“Buy low, sell high” (Wall Street proverb)

"Buy low and sell high” is a sure way to make money. The exact origin of the saying is unknown, but the concept is simple enough. The “buy low” (or, “buy at a low price") and “sell high” (or, “sell at a high price") phrases are both cited in print by at least 1826.


30 March 1826, Baltimore (MD) Patriot, pg. 2, col. 2:
It was the business of all merchants to buy low and sell high.

8 August 1837, Richmond (VA) Enquirer, pg. 2:
The merchants, who are the great customers of monied corporations, as their interest is to buy low and sell high to the people…

Google Books
5 April 1838, Extra Globe, pg. 19:
This is the manner inwhich this great influential, aristocratic, federal phalanx make overgrown fortunes; they buy low and sell high; they have the perfect control over all the banks, and fleece both planters and country merchants.
(...)
Franklin (La.) Republican

15 June 1843, Wiskonsan Enquirer (Madison, WI), pg. 1, col. 5:
To buy low and sell high, (to a qualified extent,) in his business—his legitimate calling, and, to accomplish both these objects, he must look to statistics of supply and demand—in other words, to production and consumption—the bases of all trade.

25 August 1851, Boston (MA) Daily Courier, pg. 1:
The people are beginning to learn that they cannot rely upon the quotations of stock in the market at Boston, managed by stockjobbers and speculators, whose sole business (it would seem) is to create panics and fluctuations, so that they can buy low and sell high.

12 October 1893, Atlanta (GA) Constitution, pg. 8, col. 1 ad:
Advice to those who want to get rich. Buy low and sell high.
GEO. S. MAY,
Care May Maniel Company.

Google Books
The A B C of Stock Speculation
By Samuel Armstrong Nelson
New York, NY: S.A. Nelson
1903
Pg. 208:
In a traders’ market buy low — sell high.

11 February 1903, Philadelphia (PA) Inquirer, pg. 4:
SHEARING OF
THE LAMB
How the Speculator Is Fleeced in
Wall Street—Buy Low and
Sell High

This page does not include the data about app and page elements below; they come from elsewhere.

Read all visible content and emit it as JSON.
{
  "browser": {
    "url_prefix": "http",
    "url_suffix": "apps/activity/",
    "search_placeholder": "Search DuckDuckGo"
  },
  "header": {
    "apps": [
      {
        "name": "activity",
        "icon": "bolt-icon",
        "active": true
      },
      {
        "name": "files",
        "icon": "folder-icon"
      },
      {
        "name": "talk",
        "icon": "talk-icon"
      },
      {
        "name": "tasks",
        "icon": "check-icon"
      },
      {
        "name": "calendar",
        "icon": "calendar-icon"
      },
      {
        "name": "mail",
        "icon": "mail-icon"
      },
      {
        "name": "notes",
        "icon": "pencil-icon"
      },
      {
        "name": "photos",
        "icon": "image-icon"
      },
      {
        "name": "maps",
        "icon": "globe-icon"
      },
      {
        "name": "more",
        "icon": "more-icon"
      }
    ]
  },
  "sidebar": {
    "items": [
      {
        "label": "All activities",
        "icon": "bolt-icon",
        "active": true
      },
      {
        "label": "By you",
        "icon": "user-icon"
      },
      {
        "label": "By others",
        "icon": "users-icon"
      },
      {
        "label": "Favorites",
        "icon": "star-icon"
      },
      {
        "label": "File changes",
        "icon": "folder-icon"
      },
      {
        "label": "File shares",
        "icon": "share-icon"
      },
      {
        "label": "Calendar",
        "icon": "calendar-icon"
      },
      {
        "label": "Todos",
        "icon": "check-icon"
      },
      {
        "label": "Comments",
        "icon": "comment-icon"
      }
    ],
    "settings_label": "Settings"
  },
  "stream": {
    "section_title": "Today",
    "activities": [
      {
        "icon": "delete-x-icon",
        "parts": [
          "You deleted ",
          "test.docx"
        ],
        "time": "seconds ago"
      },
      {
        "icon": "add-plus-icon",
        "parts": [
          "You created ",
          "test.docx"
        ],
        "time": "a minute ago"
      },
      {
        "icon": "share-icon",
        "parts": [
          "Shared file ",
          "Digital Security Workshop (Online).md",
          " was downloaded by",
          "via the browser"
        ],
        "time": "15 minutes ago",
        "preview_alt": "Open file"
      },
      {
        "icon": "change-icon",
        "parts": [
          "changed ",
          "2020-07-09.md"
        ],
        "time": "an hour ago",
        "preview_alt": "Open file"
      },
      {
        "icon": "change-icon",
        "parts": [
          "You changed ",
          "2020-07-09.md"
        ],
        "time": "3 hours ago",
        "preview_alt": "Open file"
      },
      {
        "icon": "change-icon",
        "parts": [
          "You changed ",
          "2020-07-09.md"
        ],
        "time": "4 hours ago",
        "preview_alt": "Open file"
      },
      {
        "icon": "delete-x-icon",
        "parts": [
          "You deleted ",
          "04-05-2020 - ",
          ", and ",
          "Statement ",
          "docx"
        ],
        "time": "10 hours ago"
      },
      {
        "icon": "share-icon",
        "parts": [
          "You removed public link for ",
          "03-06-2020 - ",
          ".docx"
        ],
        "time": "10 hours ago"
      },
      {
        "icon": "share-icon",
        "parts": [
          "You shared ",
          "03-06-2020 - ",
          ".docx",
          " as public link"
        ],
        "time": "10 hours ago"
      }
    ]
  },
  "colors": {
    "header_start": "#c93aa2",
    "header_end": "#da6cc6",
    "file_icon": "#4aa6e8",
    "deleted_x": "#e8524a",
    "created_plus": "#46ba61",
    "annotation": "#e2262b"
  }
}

Google Books
Banking and Currency
By Ernest Sykes
London: Butterworth & Co.
1905
Pg. 193:
In dealing with bills drawn upon countries which London quotes in shillings and pence to the foreign unit, the exact reverse of this is true, and the rule to be remembered is the usual commercial rule for buying and selling commodities: “Buy low, sell high; the better the bill, the higher the rate.”

Time magazine
Buy Young, Sell Young
By Barbara Cornell
Monday, Sep. 04, 2000
His buddies were intrigued by Microsoft after the antitrust ruling, so he went online to snap up stock. The price jumped $20 a share. It was a classic case of right place, right time. Except that Jason Marchione is not your classic investor. His lucky tip came in the middle of fifth-grade computer class. “There’s that famous quote,” says Jason, 11. “Buy low. Sell high. Make mad dough.”

Posted by Barry Popik
New York CityBanking/Finance/Insurance • (0) Comments • Tuesday, October 14, 2008 • Permalink